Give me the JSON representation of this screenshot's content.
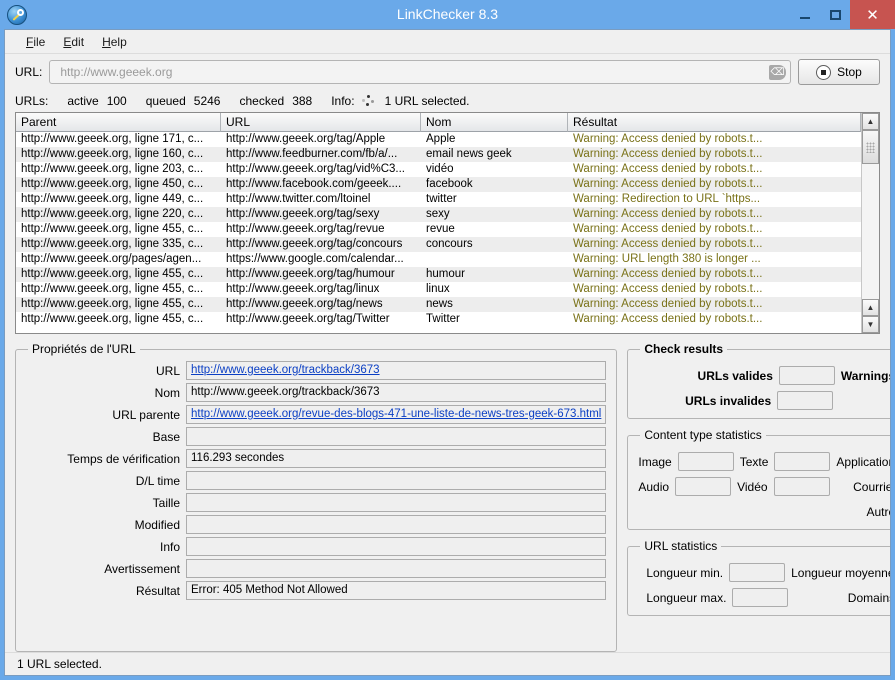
{
  "window": {
    "title": "LinkChecker 8.3",
    "app_icon": "linkchecker-icon",
    "minimize": "–",
    "maximize": "□",
    "close": "✕"
  },
  "menu": [
    {
      "pre": "",
      "mn": "F",
      "post": "ile"
    },
    {
      "pre": "",
      "mn": "E",
      "post": "dit"
    },
    {
      "pre": "",
      "mn": "H",
      "post": "elp"
    }
  ],
  "toolbar": {
    "url_label": "URL:",
    "url_value": "",
    "url_placeholder": "http://www.geeek.org",
    "clear_icon": "⌫",
    "stop_label": "Stop"
  },
  "counters": {
    "urls_label": "URLs:",
    "active_label": "active",
    "active_value": "100",
    "queued_label": "queued",
    "queued_value": "5246",
    "checked_label": "checked",
    "checked_value": "388",
    "info_label": "Info:",
    "info_value": "1 URL selected."
  },
  "table": {
    "columns": [
      "Parent",
      "URL",
      "Nom",
      "Résultat"
    ],
    "rows": [
      [
        "http://www.geeek.org, ligne 171, c...",
        "http://www.geeek.org/tag/Apple",
        "Apple",
        "Warning: Access denied by robots.t..."
      ],
      [
        "http://www.geeek.org, ligne 160, c...",
        "http://www.feedburner.com/fb/a/...",
        "email news geek",
        "Warning: Access denied by robots.t..."
      ],
      [
        "http://www.geeek.org, ligne 203, c...",
        "http://www.geeek.org/tag/vid%C3...",
        "vidéo",
        "Warning: Access denied by robots.t..."
      ],
      [
        "http://www.geeek.org, ligne 450, c...",
        "http://www.facebook.com/geeek....",
        "facebook",
        "Warning: Access denied by robots.t..."
      ],
      [
        "http://www.geeek.org, ligne 449, c...",
        "http://www.twitter.com/ltoinel",
        "twitter",
        "Warning: Redirection to URL `https..."
      ],
      [
        "http://www.geeek.org, ligne 220, c...",
        "http://www.geeek.org/tag/sexy",
        "sexy",
        "Warning: Access denied by robots.t..."
      ],
      [
        "http://www.geeek.org, ligne 455, c...",
        "http://www.geeek.org/tag/revue",
        "revue",
        "Warning: Access denied by robots.t..."
      ],
      [
        "http://www.geeek.org, ligne 335, c...",
        "http://www.geeek.org/tag/concours",
        "concours",
        "Warning: Access denied by robots.t..."
      ],
      [
        "http://www.geeek.org/pages/agen...",
        "https://www.google.com/calendar...",
        "",
        "Warning: URL length 380 is longer ..."
      ],
      [
        "http://www.geeek.org, ligne 455, c...",
        "http://www.geeek.org/tag/humour",
        "humour",
        "Warning: Access denied by robots.t..."
      ],
      [
        "http://www.geeek.org, ligne 455, c...",
        "http://www.geeek.org/tag/linux",
        "linux",
        "Warning: Access denied by robots.t..."
      ],
      [
        "http://www.geeek.org, ligne 455, c...",
        "http://www.geeek.org/tag/news",
        "news",
        "Warning: Access denied by robots.t..."
      ],
      [
        "http://www.geeek.org, ligne 455, c...",
        "http://www.geeek.org/tag/Twitter",
        "Twitter",
        "Warning: Access denied by robots.t..."
      ]
    ],
    "scroll_up_icon": "▲",
    "scroll_down_icon": "▼"
  },
  "properties": {
    "legend": "Propriétés de l'URL",
    "fields": [
      {
        "label": "URL",
        "value": "http://www.geeek.org/trackback/3673",
        "link": true
      },
      {
        "label": "Nom",
        "value": "http://www.geeek.org/trackback/3673",
        "link": false
      },
      {
        "label": "URL parente",
        "value": "http://www.geeek.org/revue-des-blogs-471-une-liste-de-news-tres-geek-673.html",
        "link": true
      },
      {
        "label": "Base",
        "value": "",
        "link": false
      },
      {
        "label": "Temps de vérification",
        "value": "116.293 secondes",
        "link": false
      },
      {
        "label": "D/L time",
        "value": "",
        "link": false
      },
      {
        "label": "Taille",
        "value": "",
        "link": false
      },
      {
        "label": "Modified",
        "value": "",
        "link": false
      },
      {
        "label": "Info",
        "value": "",
        "link": false
      },
      {
        "label": "Avertissement",
        "value": "",
        "link": false
      },
      {
        "label": "Résultat",
        "value": "Error: 405 Method Not Allowed",
        "link": false
      }
    ]
  },
  "check_results": {
    "legend": "Check results",
    "urls_valides_label": "URLs valides",
    "urls_valides_value": "",
    "warnings_label": "Warnings",
    "warnings_value": "",
    "urls_invalides_label": "URLs invalides",
    "urls_invalides_value": ""
  },
  "content_stats": {
    "legend": "Content type statistics",
    "image_label": "Image",
    "image_value": "",
    "texte_label": "Texte",
    "texte_value": "",
    "application_label": "Application",
    "application_value": "",
    "audio_label": "Audio",
    "audio_value": "",
    "video_label": "Vidéo",
    "video_value": "",
    "courriel_label": "Courriel",
    "courriel_value": "",
    "autre_label": "Autre",
    "autre_value": ""
  },
  "url_stats": {
    "legend": "URL statistics",
    "min_label": "Longueur min.",
    "min_value": "",
    "moyenne_label": "Longueur moyenne",
    "moyenne_value": "",
    "max_label": "Longueur max.",
    "max_value": "",
    "domains_label": "Domains",
    "domains_value": ""
  },
  "statusbar": {
    "text": "1 URL selected."
  }
}
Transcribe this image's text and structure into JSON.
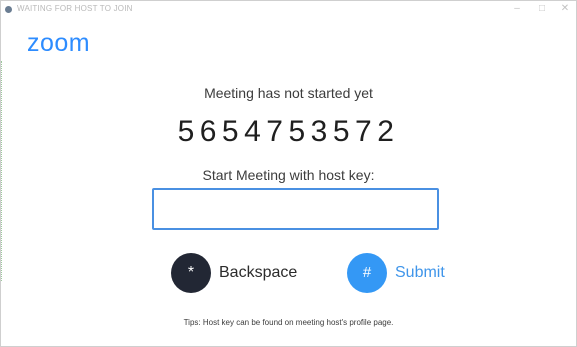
{
  "window": {
    "title": "WAITING FOR HOST TO JOIN",
    "controls": {
      "minimize": "–",
      "maximize": "□",
      "close": "✕"
    },
    "icon": "zoom-app-icon"
  },
  "brand": {
    "logo_text": "zoom",
    "color": "#2d8cff"
  },
  "main": {
    "status_text": "Meeting has not started yet",
    "meeting_id": "5654753572",
    "host_key_label": "Start Meeting with host key:",
    "host_key_value": "",
    "host_key_placeholder": ""
  },
  "buttons": {
    "backspace": {
      "symbol": "*",
      "label": "Backspace",
      "icon": "asterisk-icon",
      "color": "#222734"
    },
    "submit": {
      "symbol": "#",
      "label": "Submit",
      "icon": "hash-icon",
      "color": "#3498f5"
    }
  },
  "footer": {
    "tips": "Tips: Host key can be found on meeting host's profile page."
  }
}
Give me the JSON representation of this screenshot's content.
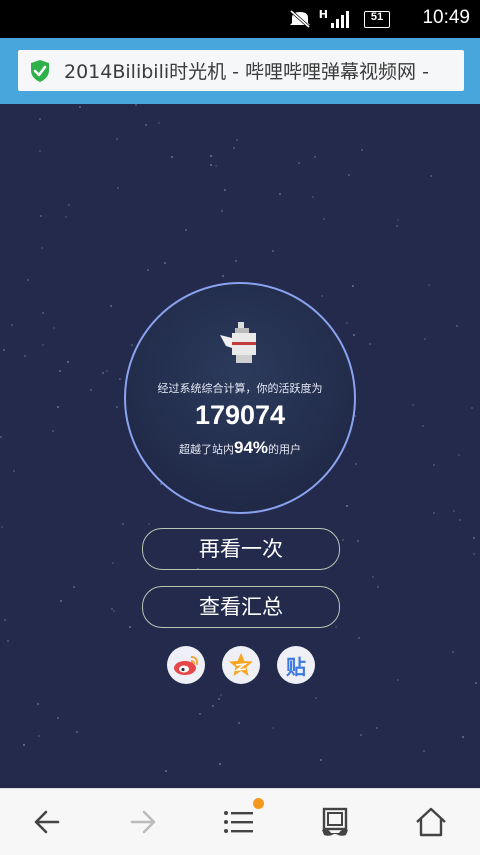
{
  "status_bar": {
    "time": "10:49",
    "network": "H",
    "battery": "51",
    "icons": [
      "mute-icon",
      "signal-icon",
      "battery-icon"
    ]
  },
  "url_bar": {
    "page_title": "2014Bilibili时光机 - 哔哩哔哩弹幕视频网 -",
    "secure_icon": "shield-check-icon"
  },
  "result_card": {
    "line1": "经过系统综合计算，你的活跃度为",
    "score": "179074",
    "line2_prefix": "超越了站内",
    "percent": "94%",
    "line2_suffix": "的用户"
  },
  "buttons": {
    "replay": "再看一次",
    "summary": "查看汇总"
  },
  "share": {
    "weibo_icon": "weibo-icon",
    "qzone_icon": "qzone-star-icon",
    "tieba_label": "贴"
  },
  "nav_bar": {
    "items": [
      "back-icon",
      "forward-icon",
      "menu-icon",
      "tabs-icon",
      "home-icon"
    ]
  },
  "colors": {
    "background": "#22294a",
    "url_bar": "#49a6dd",
    "circle_border": "#8aa3f0",
    "button_border": "#b9c6b4",
    "notification_dot": "#f39a1d"
  }
}
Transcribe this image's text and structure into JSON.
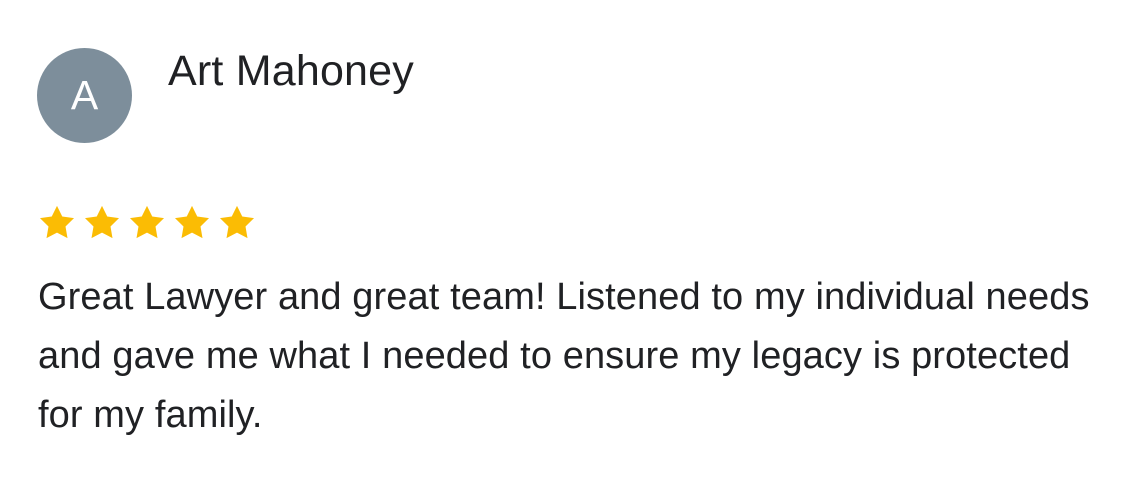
{
  "review": {
    "avatar_initial": "A",
    "avatar_color": "#7d8e9b",
    "reviewer_name": "Art Mahoney",
    "rating": 5,
    "rating_max": 5,
    "star_color": "#fbbc04",
    "star_icon": "star-icon",
    "text": "Great Lawyer and great team! Listened to my individual needs and gave me what I needed to ensure my legacy is protected for my family."
  }
}
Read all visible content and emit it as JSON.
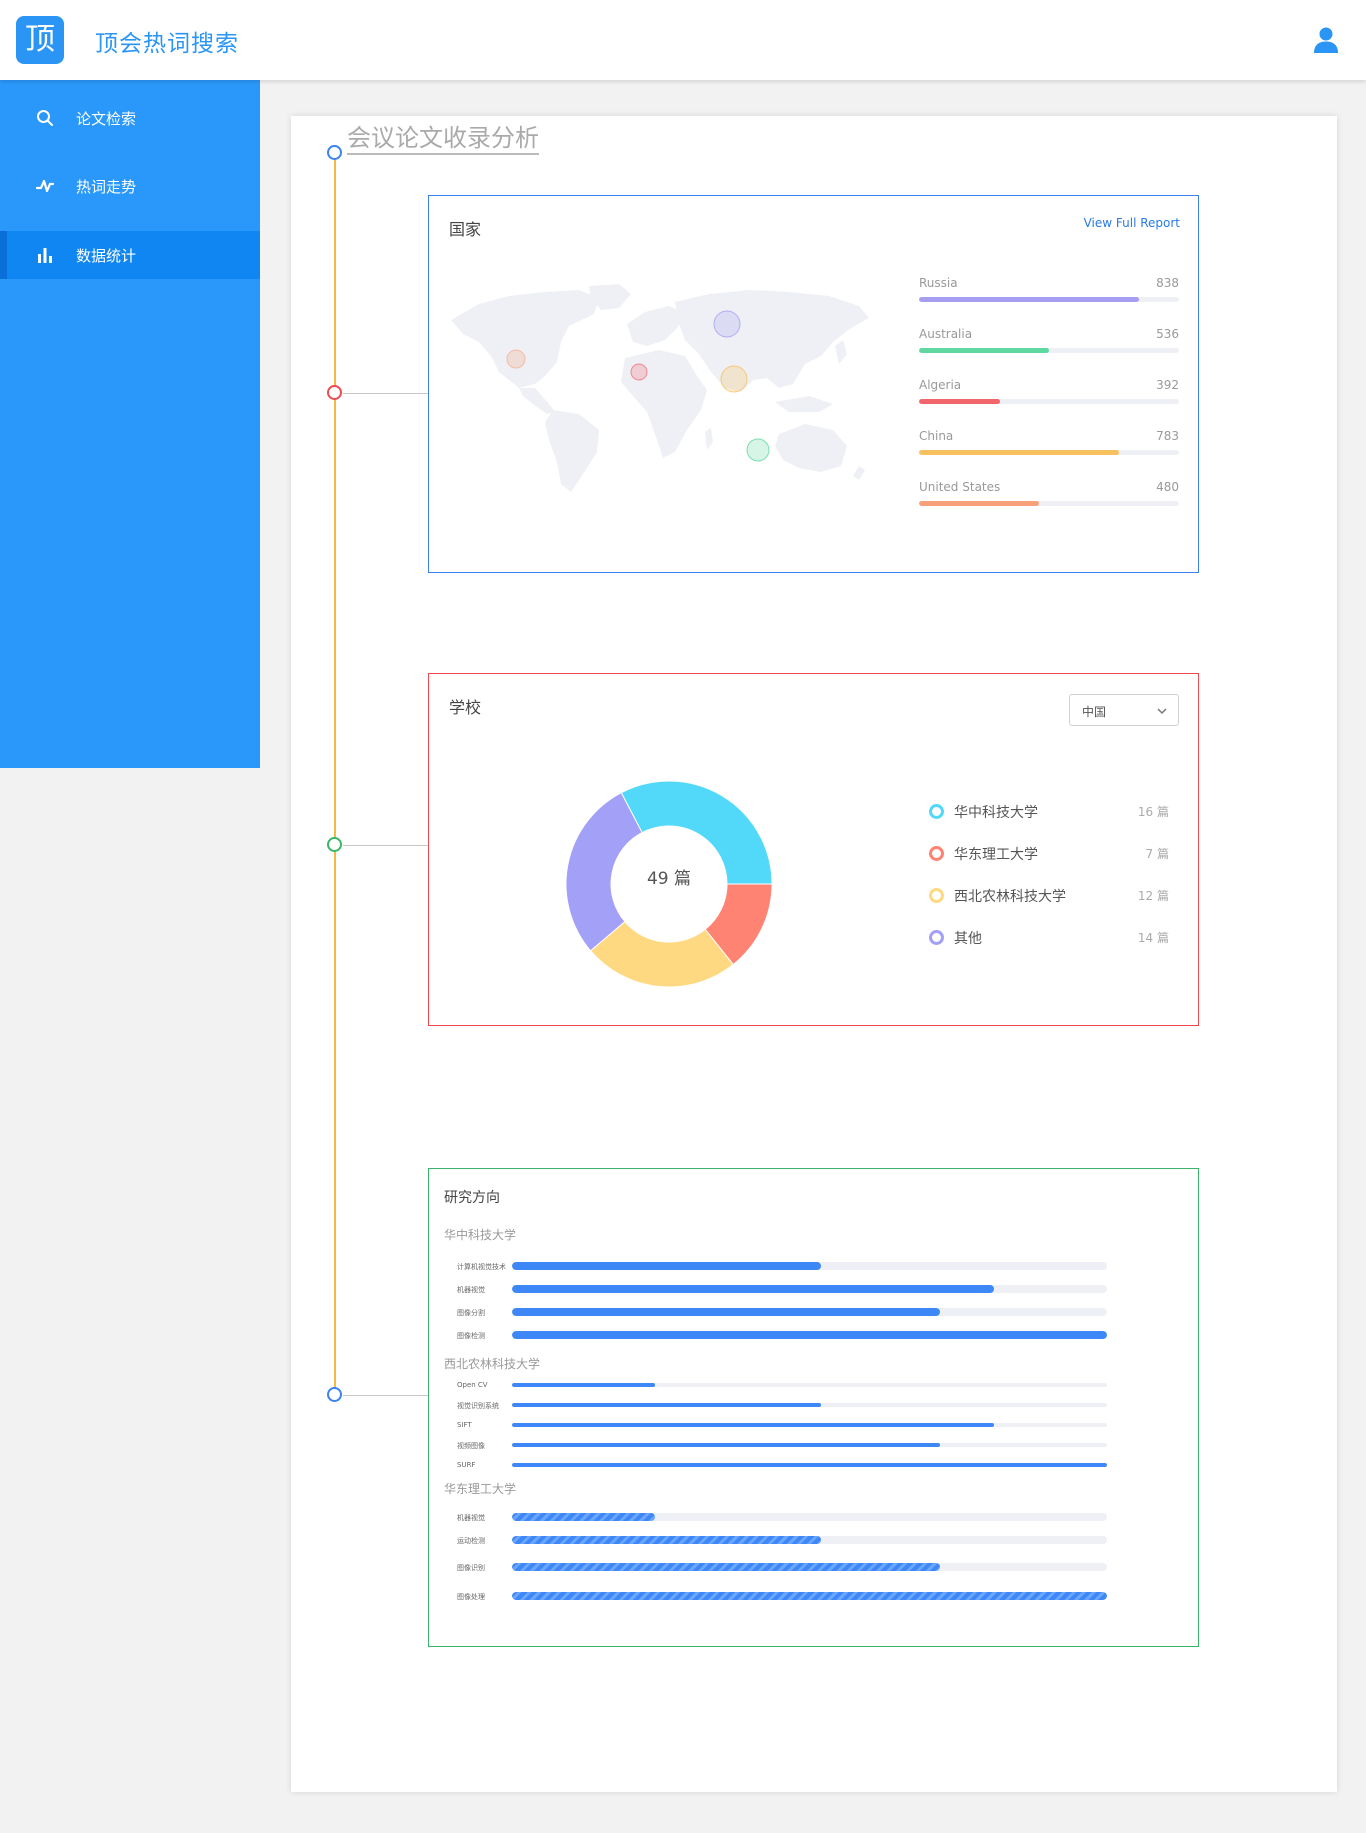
{
  "header": {
    "logo_char": "顶",
    "title": "顶会热词搜索"
  },
  "sidebar": {
    "items": [
      {
        "label": "论文检索",
        "icon": "search-icon",
        "active": false
      },
      {
        "label": "热词走势",
        "icon": "trend-icon",
        "active": false
      },
      {
        "label": "数据统计",
        "icon": "bar-chart-icon",
        "active": true
      }
    ]
  },
  "main": {
    "section_title": "会议论文收录分析",
    "country_panel": {
      "title": "国家",
      "link": "View Full Report",
      "countries": [
        {
          "name": "Russia",
          "value": "838",
          "color": "#a59ef2",
          "ratio": 0.846
        },
        {
          "name": "Australia",
          "value": "536",
          "color": "#5ed8a0",
          "ratio": 0.5
        },
        {
          "name": "Algeria",
          "value": "392",
          "color": "#f2656b",
          "ratio": 0.31
        },
        {
          "name": "China",
          "value": "783",
          "color": "#f7c15f",
          "ratio": 0.77
        },
        {
          "name": "United States",
          "value": "480",
          "color": "#f7a07a",
          "ratio": 0.46
        }
      ]
    },
    "school_panel": {
      "title": "学校",
      "select_value": "中国",
      "center_text": "49 篇",
      "schools": [
        {
          "name": "华中科技大学",
          "count": "16 篇",
          "color": "#52d9fa"
        },
        {
          "name": "华东理工大学",
          "count": "7 篇",
          "color": "#ff8373"
        },
        {
          "name": "西北农林科技大学",
          "count": "12 篇",
          "color": "#ffd981"
        },
        {
          "name": "其他",
          "count": "14 篇",
          "color": "#a3a0f7"
        }
      ]
    },
    "research_panel": {
      "title": "研究方向",
      "groups": [
        {
          "name": "华中科技大学",
          "items": [
            {
              "label": "计算机视觉技术",
              "value": 0.52
            },
            {
              "label": "机器视觉",
              "value": 0.81
            },
            {
              "label": "图像分割",
              "value": 0.72
            },
            {
              "label": "图像检测",
              "value": 1.0
            }
          ]
        },
        {
          "name": "西北农林科技大学",
          "items": [
            {
              "label": "Open CV",
              "value": 0.24
            },
            {
              "label": "视觉识别系统",
              "value": 0.52
            },
            {
              "label": "SIFT",
              "value": 0.81
            },
            {
              "label": "视频图像",
              "value": 0.72
            },
            {
              "label": "SURF",
              "value": 1.0
            }
          ]
        },
        {
          "name": "华东理工大学",
          "items": [
            {
              "label": "机器视觉",
              "value": 0.24
            },
            {
              "label": "运动检测",
              "value": 0.52
            },
            {
              "label": "图像识别",
              "value": 0.72
            },
            {
              "label": "图像处理",
              "value": 1.0
            }
          ]
        }
      ]
    }
  },
  "colors": {
    "primary": "#2a95f4",
    "timeline": "#f3b940",
    "panel_blue": "#3b82f0",
    "panel_red": "#f0494f",
    "panel_green": "#39b56a",
    "bar_blue": "#3d87f6"
  }
}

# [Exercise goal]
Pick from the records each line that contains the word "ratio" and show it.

# [Your solution]
          "ratio": 0.846
          "ratio": 0.5
          "ratio": 0.31
          "ratio": 0.77
          "ratio": 0.46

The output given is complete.